When I finally got to South Korea, I was really shocked by the fact that you could talk about the President without using his formal title – and even talk badly of him openly!  This was all very new to me. You see, when I arrived in China I actually had an argument with a local friend who was talking about Kim Jong Il without using his formal title. For me this was so shocking that I insisted he must always use Kim Jong Il’s official title when talking about our “Dear Leader”. He just laughed at me!

There were many difference between the rumors I heard in North Korea and the reality of life outside. Of course, there are also many poor people in South Korea and China and it so it was incorrect to think that that everybody would be enjoying a luxury life there. So in many areas, things were more distant than what I imagined.

Sometimes I miss North Korea. My memory of my hometown and family bothers me a lot. The first thing in my mind is always my parents and my lovely home. Especially during holidays or birthdays I feel a part of my heart is empty from missing my family as much as I do. I guess people call this homesickness. I just wish I could spend a good day and share good news with my lovely family.

When I see my friends in South Korea, I miss my friends back in North Korea and all my great memories. As such, I do my best to keep the memories of my hometown fresh in my mind to try so I can be satisfied with my current life in South Korea.


Got A Question?

Jae-young grew up in North Korea but now lives in the South, and is happy to tell you all about her past.

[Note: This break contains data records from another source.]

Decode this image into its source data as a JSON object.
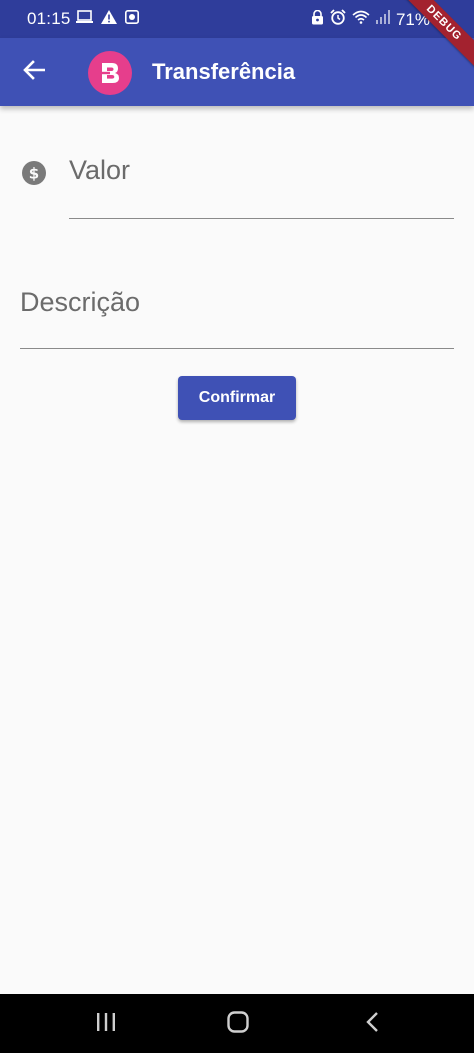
{
  "status_bar": {
    "time": "01:15",
    "battery": "71%",
    "left_icons": [
      "laptop-icon",
      "warning-icon",
      "notification-icon"
    ],
    "right_icons": [
      "lock-icon",
      "alarm-icon",
      "wifi-icon",
      "signal-icon"
    ]
  },
  "debug_banner": "DEBUG",
  "app_bar": {
    "title": "Transferência",
    "logo_letter": "B",
    "back_icon": "arrow-back-icon"
  },
  "form": {
    "valor_label": "Valor",
    "valor_icon": "dollar-circle-icon",
    "descricao_label": "Descrição",
    "confirm_label": "Confirmar"
  },
  "nav_bar": {
    "buttons": [
      "recent-apps-icon",
      "home-icon",
      "back-icon"
    ]
  },
  "colors": {
    "status_bar": "#2f3d9b",
    "app_bar": "#3f51b5",
    "logo": "#e63e8c",
    "button": "#3f51b5",
    "background": "#fafafa",
    "debug": "#a3222f"
  }
}
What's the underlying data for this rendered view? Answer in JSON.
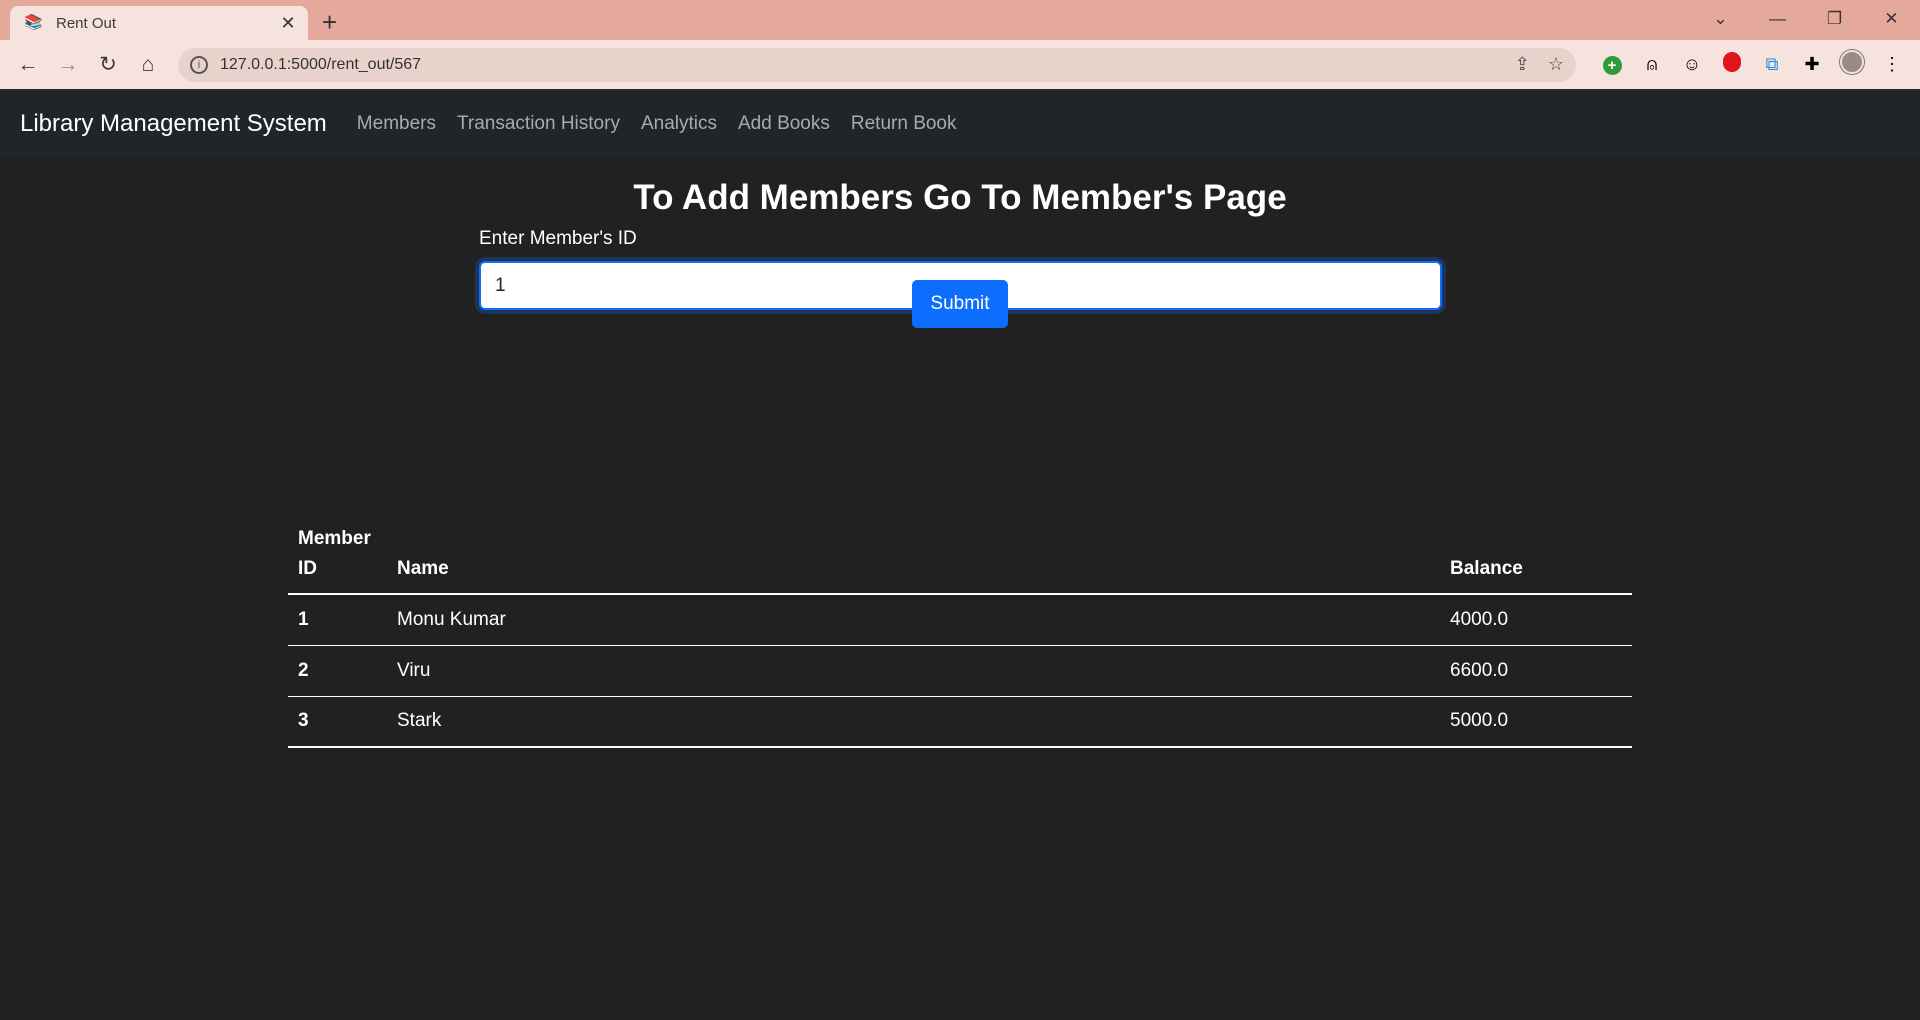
{
  "browser": {
    "tab_title": "Rent Out",
    "url": "127.0.0.1:5000/rent_out/567"
  },
  "navbar": {
    "brand": "Library Management System",
    "links": [
      "Members",
      "Transaction History",
      "Analytics",
      "Add Books",
      "Return Book"
    ]
  },
  "main": {
    "heading": "To Add Members Go To Member's Page",
    "member_id_label": "Enter Member's ID",
    "member_id_value": "1",
    "submit_label": "Submit"
  },
  "table": {
    "headers": {
      "id_line1": "Member",
      "id_line2": "ID",
      "name": "Name",
      "balance": "Balance"
    },
    "rows": [
      {
        "id": "1",
        "name": "Monu Kumar",
        "balance": "4000.0"
      },
      {
        "id": "2",
        "name": "Viru",
        "balance": "6600.0"
      },
      {
        "id": "3",
        "name": "Stark",
        "balance": "5000.0"
      }
    ]
  },
  "colors": {
    "primary": "#0d6efd",
    "page_bg": "#212121",
    "navbar_bg": "#212529",
    "browser_frame": "#e4a99b"
  }
}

So if you have a burning question for her, get in touch and send us your questions.

Artwork by The Morning Skyrail

Recommended for You

How law and order works in North Korea

How law and order works in North Korea

Every week we ask a North Korean your questions, giving you the chance to learn more about the country we know so little about. This week Alice C. in Canada asks: How does law and order work in …

July 24th, 2014
2
Farewell from Ask a North Korean: Goodbye, readers

Farewell from Ask a North Korean: Goodbye, readers

Hello Everyone. This is Mina. I am afraid the time has come that I have to say goodbye to you. First of all, I want to thank you all for your consistent interest and support towards this proje…

June 24th, 2014
9

About the Author

Jae Young Kim



Join the discussion

  • T

    I love reading these posts, thank you for sharing your story with us! The part about missing your family and friends is very touching, but it raised several questions in me. How come they didn’t accompany you? And how did you manage to leave North Korea? Also, what made you take take the chance?